TASK PROMPT - For the entries below, report every line that includes the word "SCANNOW".

***

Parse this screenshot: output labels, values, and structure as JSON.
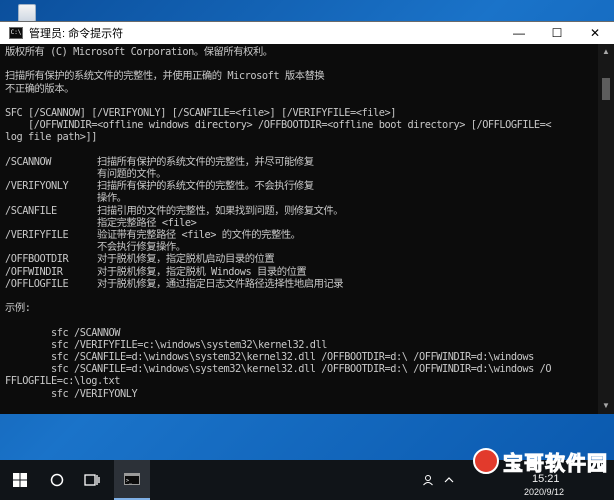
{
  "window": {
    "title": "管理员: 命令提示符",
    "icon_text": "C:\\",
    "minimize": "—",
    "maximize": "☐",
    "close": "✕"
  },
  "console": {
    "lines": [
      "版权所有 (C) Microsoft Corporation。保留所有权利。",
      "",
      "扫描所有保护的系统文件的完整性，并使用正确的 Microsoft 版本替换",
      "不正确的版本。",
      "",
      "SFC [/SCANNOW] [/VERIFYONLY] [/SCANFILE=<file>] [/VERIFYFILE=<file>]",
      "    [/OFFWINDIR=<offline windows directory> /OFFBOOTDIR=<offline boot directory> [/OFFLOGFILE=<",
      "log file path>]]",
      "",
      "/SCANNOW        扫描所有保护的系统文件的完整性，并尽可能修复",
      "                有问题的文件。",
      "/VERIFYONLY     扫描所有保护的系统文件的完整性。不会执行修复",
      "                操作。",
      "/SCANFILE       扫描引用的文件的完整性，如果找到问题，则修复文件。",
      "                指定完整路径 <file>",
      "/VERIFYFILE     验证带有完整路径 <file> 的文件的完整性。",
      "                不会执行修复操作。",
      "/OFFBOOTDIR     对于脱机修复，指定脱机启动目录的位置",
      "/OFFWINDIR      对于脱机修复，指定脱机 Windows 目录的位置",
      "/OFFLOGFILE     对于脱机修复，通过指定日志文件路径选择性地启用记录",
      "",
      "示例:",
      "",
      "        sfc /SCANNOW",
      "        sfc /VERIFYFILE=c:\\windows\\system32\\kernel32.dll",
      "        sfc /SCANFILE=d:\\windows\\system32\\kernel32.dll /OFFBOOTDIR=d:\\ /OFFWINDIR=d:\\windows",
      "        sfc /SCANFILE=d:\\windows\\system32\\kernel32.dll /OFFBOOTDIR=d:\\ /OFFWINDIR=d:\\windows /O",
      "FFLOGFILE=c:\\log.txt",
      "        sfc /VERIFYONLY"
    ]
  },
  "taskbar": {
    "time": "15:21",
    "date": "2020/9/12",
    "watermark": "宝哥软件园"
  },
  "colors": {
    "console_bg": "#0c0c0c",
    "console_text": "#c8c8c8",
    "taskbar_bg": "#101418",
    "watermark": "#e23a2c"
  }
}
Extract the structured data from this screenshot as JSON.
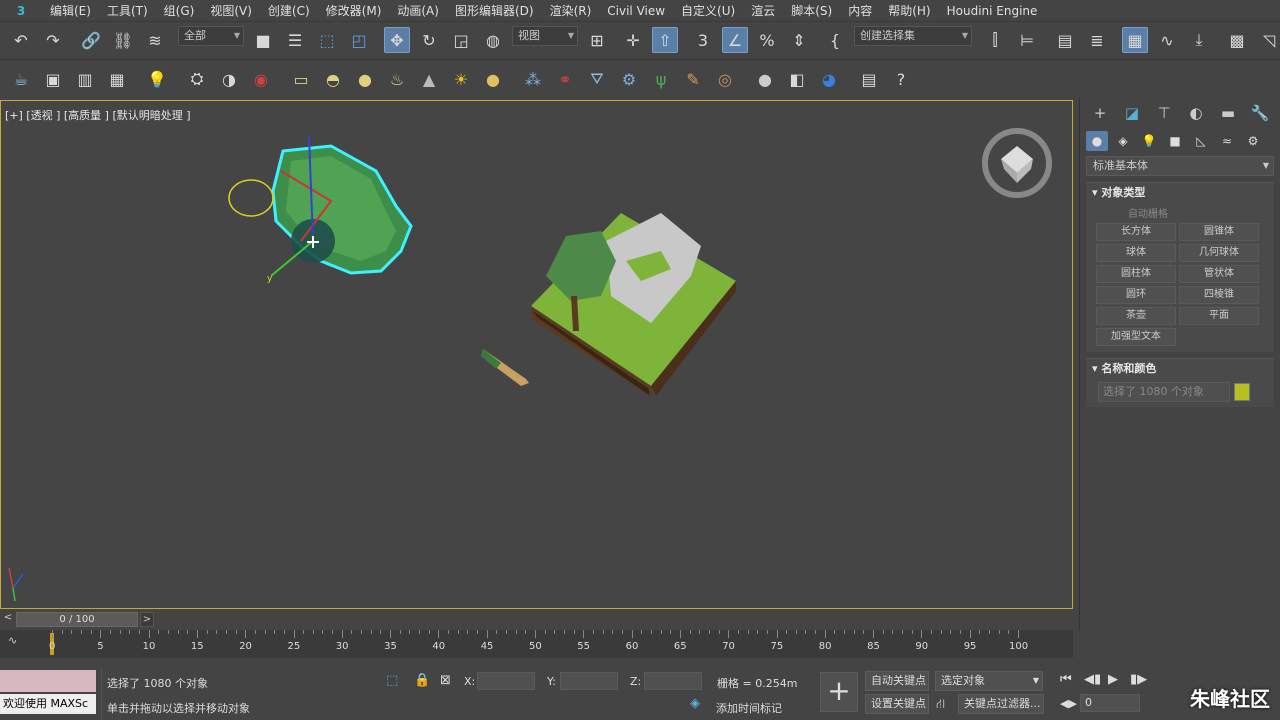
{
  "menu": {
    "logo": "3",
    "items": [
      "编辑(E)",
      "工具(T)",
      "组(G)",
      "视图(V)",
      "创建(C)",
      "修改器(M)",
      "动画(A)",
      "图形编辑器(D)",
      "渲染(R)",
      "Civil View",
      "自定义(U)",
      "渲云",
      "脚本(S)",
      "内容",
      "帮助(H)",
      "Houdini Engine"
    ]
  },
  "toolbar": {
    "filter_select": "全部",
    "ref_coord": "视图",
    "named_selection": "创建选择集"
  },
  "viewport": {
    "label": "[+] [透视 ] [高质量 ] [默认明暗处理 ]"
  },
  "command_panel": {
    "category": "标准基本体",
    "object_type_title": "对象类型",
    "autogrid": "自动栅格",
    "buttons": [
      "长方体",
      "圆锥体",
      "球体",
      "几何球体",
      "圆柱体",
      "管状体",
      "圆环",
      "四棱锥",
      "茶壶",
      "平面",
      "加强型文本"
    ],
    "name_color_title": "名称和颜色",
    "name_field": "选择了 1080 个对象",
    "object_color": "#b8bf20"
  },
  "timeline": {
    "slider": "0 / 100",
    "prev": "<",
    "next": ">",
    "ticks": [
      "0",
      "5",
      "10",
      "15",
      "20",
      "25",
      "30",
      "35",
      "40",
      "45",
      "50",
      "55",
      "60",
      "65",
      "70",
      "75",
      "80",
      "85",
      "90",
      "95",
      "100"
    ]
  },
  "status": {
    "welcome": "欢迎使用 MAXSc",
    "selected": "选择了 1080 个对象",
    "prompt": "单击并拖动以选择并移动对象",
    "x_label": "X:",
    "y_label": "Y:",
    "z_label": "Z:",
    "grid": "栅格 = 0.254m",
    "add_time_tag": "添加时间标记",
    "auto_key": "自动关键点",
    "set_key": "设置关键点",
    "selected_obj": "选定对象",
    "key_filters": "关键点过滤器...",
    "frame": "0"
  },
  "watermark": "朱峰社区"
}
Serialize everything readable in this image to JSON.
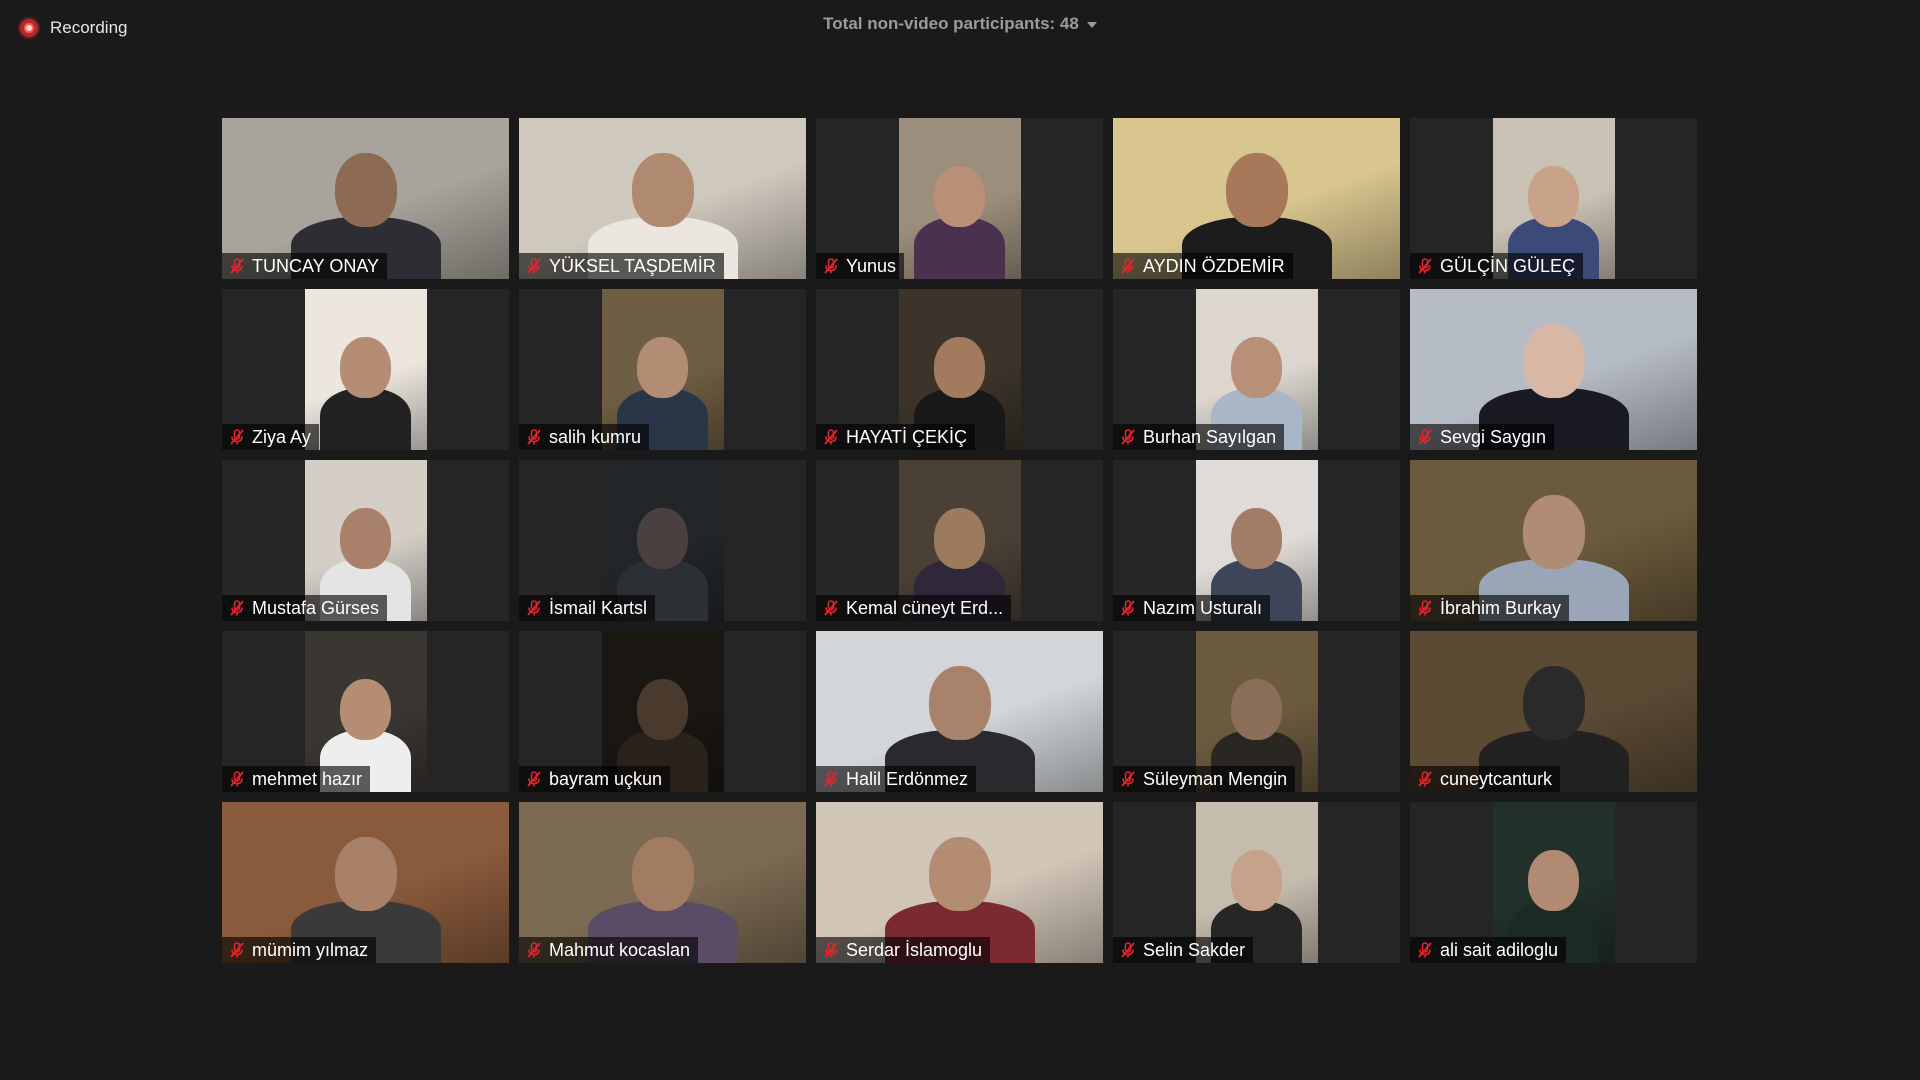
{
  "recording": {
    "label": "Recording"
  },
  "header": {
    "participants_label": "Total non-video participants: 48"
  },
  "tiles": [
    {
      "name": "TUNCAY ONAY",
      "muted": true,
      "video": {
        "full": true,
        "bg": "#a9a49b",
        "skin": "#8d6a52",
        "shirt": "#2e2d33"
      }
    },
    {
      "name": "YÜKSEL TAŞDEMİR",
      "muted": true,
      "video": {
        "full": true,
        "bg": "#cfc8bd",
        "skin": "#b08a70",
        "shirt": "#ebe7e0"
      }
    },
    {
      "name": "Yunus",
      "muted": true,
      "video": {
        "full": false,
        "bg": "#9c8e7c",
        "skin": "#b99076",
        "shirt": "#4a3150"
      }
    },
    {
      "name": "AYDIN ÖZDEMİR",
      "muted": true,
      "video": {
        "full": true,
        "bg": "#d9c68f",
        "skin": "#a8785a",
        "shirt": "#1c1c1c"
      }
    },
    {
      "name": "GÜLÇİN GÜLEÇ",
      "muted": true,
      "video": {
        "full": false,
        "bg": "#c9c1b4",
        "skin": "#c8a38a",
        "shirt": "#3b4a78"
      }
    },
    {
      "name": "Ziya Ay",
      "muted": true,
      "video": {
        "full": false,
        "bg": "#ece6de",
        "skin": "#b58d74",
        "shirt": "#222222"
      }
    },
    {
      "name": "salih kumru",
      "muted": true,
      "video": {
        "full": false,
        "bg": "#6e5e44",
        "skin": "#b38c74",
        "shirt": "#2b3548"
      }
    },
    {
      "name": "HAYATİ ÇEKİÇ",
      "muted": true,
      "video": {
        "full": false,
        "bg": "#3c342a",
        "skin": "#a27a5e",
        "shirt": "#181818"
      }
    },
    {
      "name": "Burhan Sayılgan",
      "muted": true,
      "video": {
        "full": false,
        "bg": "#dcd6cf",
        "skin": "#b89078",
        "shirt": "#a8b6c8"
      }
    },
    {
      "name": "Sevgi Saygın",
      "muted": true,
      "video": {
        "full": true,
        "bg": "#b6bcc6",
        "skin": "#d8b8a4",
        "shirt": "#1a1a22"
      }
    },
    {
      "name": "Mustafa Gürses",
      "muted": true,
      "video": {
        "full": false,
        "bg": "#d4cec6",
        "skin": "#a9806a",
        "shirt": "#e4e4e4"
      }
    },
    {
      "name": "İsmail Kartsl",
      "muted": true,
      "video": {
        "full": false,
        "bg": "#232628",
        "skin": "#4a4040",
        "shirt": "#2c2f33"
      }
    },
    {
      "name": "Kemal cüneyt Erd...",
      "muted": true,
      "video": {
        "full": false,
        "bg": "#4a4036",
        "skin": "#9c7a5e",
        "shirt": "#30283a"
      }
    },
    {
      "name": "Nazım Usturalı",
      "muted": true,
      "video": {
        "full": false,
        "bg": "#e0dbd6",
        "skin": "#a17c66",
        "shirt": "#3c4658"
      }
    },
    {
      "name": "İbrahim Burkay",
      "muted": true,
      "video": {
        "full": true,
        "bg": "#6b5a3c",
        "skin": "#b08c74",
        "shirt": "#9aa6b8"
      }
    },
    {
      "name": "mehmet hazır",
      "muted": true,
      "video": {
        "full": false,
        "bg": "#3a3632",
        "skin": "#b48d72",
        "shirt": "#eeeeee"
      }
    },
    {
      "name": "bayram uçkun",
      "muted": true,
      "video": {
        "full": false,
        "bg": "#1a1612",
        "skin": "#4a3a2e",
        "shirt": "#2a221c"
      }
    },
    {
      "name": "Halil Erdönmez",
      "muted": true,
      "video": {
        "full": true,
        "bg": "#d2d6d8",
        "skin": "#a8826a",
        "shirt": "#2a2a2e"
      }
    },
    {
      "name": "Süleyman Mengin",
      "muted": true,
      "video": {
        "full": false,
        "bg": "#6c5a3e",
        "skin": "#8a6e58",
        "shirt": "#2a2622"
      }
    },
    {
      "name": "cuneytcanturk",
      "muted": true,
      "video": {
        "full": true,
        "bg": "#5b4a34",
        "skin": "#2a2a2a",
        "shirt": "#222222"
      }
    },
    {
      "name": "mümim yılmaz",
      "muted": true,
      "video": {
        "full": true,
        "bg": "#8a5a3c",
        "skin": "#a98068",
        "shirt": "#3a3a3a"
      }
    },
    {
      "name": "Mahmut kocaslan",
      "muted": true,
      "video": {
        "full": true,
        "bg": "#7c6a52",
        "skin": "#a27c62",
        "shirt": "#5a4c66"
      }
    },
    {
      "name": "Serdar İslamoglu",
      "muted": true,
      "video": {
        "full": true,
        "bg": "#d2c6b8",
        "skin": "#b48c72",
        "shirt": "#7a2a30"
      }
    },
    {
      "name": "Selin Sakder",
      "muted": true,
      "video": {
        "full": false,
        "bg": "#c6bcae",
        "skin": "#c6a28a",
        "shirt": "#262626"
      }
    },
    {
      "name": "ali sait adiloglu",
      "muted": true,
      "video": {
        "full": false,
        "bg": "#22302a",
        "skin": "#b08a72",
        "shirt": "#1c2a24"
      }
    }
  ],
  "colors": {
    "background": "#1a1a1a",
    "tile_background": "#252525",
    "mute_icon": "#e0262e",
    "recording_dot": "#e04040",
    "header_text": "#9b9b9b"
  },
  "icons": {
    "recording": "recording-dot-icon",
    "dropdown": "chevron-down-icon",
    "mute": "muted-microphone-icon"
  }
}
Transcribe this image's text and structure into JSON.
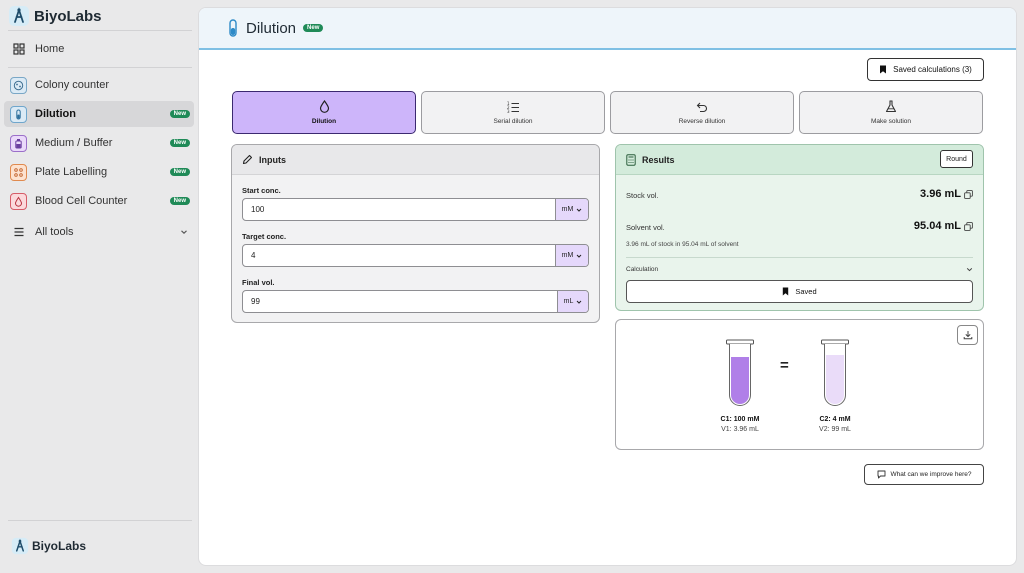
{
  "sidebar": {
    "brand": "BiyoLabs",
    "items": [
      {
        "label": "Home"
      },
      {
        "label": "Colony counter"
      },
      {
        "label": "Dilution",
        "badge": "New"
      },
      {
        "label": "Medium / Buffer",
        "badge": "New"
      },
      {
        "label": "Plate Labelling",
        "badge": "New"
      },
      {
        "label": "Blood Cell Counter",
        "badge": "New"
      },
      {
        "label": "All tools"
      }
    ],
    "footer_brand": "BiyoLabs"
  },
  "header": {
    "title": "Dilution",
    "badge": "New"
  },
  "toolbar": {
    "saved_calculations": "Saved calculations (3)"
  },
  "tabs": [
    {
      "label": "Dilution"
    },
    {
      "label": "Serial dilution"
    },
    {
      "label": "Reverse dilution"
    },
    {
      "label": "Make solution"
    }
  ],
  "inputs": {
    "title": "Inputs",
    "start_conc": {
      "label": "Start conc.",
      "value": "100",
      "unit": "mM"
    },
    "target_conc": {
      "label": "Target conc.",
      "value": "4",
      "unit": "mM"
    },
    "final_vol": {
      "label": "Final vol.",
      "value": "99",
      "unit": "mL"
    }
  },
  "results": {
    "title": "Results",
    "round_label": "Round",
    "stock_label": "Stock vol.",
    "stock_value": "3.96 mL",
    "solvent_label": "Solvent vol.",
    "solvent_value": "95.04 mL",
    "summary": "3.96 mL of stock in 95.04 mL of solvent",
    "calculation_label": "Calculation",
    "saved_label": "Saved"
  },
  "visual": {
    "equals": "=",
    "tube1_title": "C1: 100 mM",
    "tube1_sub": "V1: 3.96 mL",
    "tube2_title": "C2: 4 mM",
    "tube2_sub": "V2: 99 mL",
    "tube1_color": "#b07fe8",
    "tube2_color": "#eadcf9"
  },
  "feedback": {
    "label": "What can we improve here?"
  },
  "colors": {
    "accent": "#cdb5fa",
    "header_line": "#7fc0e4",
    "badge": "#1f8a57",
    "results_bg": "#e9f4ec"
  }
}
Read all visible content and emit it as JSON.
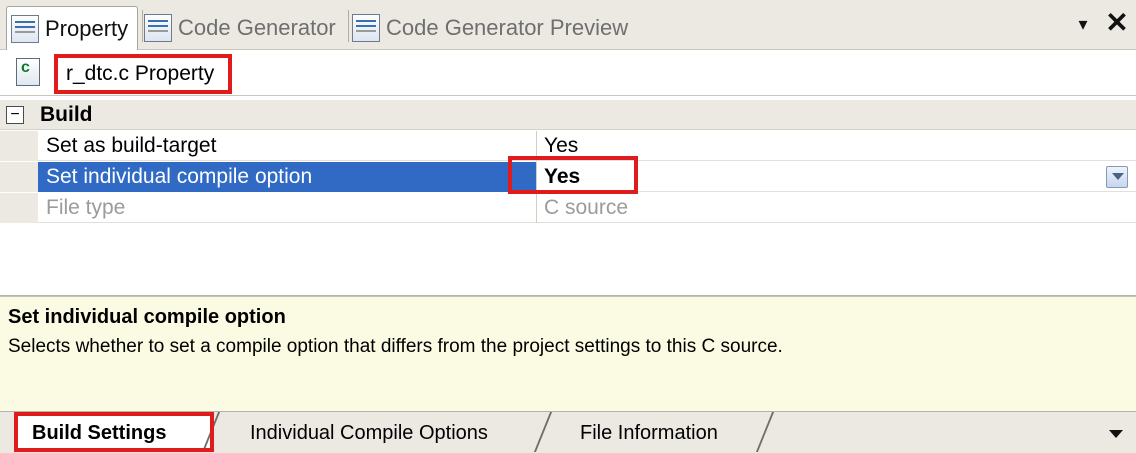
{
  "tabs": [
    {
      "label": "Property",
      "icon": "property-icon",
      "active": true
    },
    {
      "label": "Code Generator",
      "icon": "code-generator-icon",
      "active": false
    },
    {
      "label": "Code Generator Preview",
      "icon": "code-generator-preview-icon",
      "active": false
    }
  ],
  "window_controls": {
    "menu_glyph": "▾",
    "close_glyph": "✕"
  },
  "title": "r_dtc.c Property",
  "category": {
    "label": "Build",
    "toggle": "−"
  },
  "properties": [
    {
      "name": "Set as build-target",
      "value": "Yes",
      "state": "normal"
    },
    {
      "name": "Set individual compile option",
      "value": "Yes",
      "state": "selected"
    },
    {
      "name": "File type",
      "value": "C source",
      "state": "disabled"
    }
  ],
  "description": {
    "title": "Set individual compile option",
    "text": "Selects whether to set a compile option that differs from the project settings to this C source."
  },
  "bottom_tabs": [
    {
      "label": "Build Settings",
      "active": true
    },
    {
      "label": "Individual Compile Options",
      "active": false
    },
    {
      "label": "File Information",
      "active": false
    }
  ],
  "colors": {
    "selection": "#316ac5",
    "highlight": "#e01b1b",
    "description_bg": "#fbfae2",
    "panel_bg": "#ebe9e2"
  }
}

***

ANSWER TO THE EXERCISE -
      "SFC [/SCANNOW] [/VERIFYONLY] [/SCANFILE=<file>] [/VERIFYFILE=<file>]",
      "/SCANNOW        扫描所有保护的系统文件的完整性，并尽可能修复",
      "        sfc /SCANNOW",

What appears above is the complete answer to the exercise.